**DATASET ENTRIES:**
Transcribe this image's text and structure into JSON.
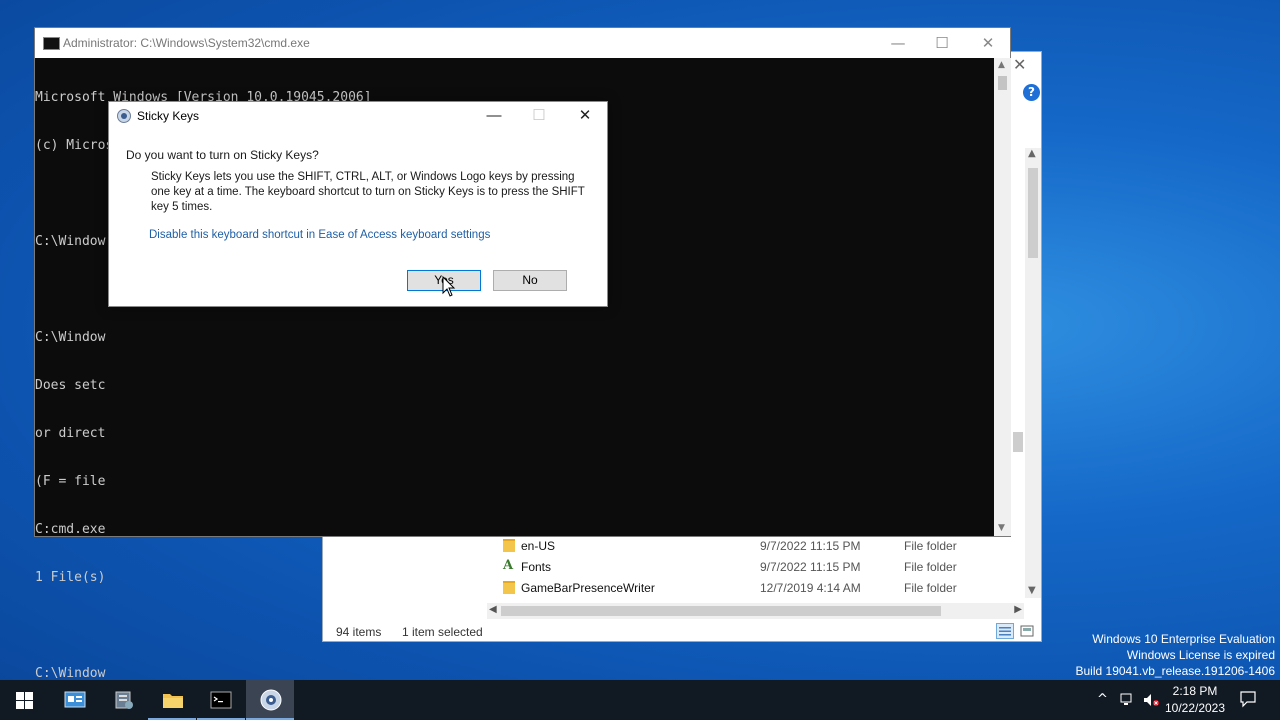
{
  "explorer": {
    "rows": [
      {
        "name": "en-US",
        "date": "9/7/2022 11:15 PM",
        "type": "File folder",
        "icon": "folder-icon"
      },
      {
        "name": "Fonts",
        "date": "9/7/2022 11:15 PM",
        "type": "File folder",
        "icon": "font-folder-icon"
      },
      {
        "name": "GameBarPresenceWriter",
        "date": "12/7/2019 4:14 AM",
        "type": "File folder",
        "icon": "folder-icon"
      }
    ],
    "status_items": "94 items",
    "status_selected": "1 item selected"
  },
  "cmd": {
    "title": "Administrator: C:\\Windows\\System32\\cmd.exe",
    "lines": [
      "Microsoft Windows [Version 10.0.19045.2006]",
      "(c) Microsoft Corporation. All rights reserved.",
      "",
      "C:\\Window",
      "",
      "C:\\Window",
      "Does setc",
      "or direct",
      "(F = file",
      "C:cmd.exe",
      "1 File(s)",
      "",
      "C:\\Window"
    ]
  },
  "dialog": {
    "title": "Sticky Keys",
    "question": "Do you want to turn on Sticky Keys?",
    "description": "Sticky Keys lets you use the SHIFT, CTRL, ALT, or Windows Logo keys by pressing one key at a time. The keyboard shortcut to turn on Sticky Keys is to press the SHIFT key 5 times.",
    "link": "Disable this keyboard shortcut in Ease of Access keyboard settings",
    "yes_label": "Yes",
    "no_label": "No"
  },
  "watermark": {
    "line1": "Windows 10 Enterprise Evaluation",
    "line2": "Windows License is expired",
    "line3": "Build 19041.vb_release.191206-1406"
  },
  "taskbar": {
    "time": "2:18 PM",
    "date": "10/22/2023"
  }
}
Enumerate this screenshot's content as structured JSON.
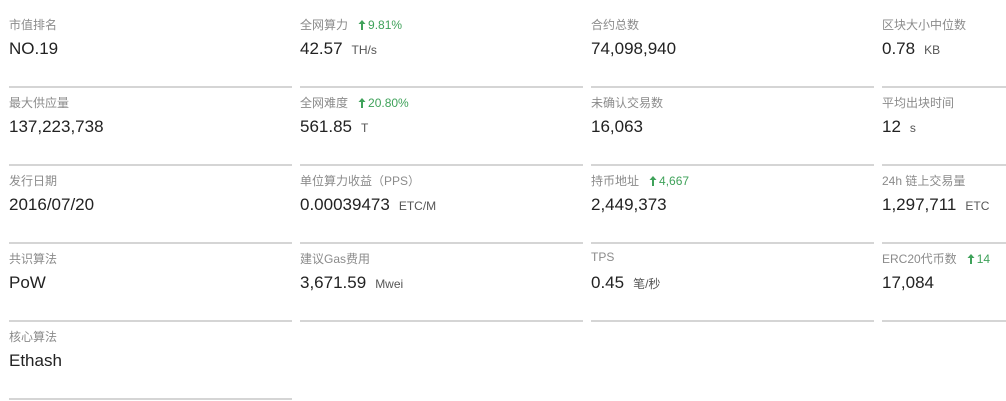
{
  "stats": {
    "rank": {
      "label": "市值排名",
      "value": "NO.19"
    },
    "hashrate": {
      "label": "全网算力",
      "change": "9.81%",
      "value": "42.57",
      "unit": "TH/s"
    },
    "contracts": {
      "label": "合约总数",
      "value": "74,098,940"
    },
    "block_size": {
      "label": "区块大小中位数",
      "value": "0.78",
      "unit": "KB"
    },
    "max_supply": {
      "label": "最大供应量",
      "value": "137,223,738"
    },
    "difficulty": {
      "label": "全网难度",
      "change": "20.80%",
      "value": "561.85",
      "unit": "T"
    },
    "pending_tx": {
      "label": "未确认交易数",
      "value": "16,063"
    },
    "block_time": {
      "label": "平均出块时间",
      "value": "12",
      "unit": "s"
    },
    "issue_date": {
      "label": "发行日期",
      "value": "2016/07/20"
    },
    "pps": {
      "label": "单位算力收益（PPS）",
      "value": "0.00039473",
      "unit": "ETC/M"
    },
    "holders": {
      "label": "持币地址",
      "change": "4,667",
      "value": "2,449,373"
    },
    "volume_24h": {
      "label": "24h 链上交易量",
      "value": "1,297,711",
      "unit": "ETC"
    },
    "consensus": {
      "label": "共识算法",
      "value": "PoW"
    },
    "gas_fee": {
      "label": "建议Gas费用",
      "value": "3,671.59",
      "unit": "Mwei"
    },
    "tps": {
      "label": "TPS",
      "value": "0.45",
      "unit": "笔/秒"
    },
    "erc20": {
      "label": "ERC20代币数",
      "change": "14",
      "value": "17,084"
    },
    "core_algo": {
      "label": "核心算法",
      "value": "Ethash"
    }
  },
  "colors": {
    "up": "#3fa25a",
    "label": "#8b8b8b",
    "value": "#222222",
    "divider": "#d5d5d5"
  },
  "icons": {
    "change": "arrow-up-icon"
  }
}
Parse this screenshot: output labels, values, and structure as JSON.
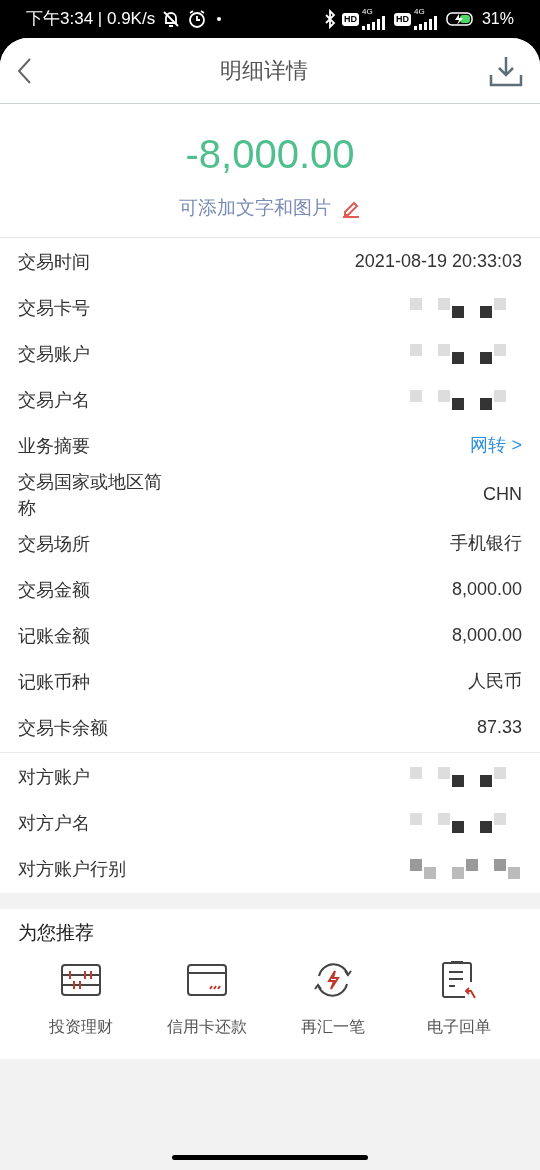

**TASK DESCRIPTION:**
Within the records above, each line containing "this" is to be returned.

**TASK RESULT:**
Transcribe this image's text and structure into JSON.
    "link": "Disable this keyboard shortcut in Ease of Access keyboard settings",
Enumerate this screenshot's content as structured JSON.
Parse this screenshot: output labels, values, and structure as JSON.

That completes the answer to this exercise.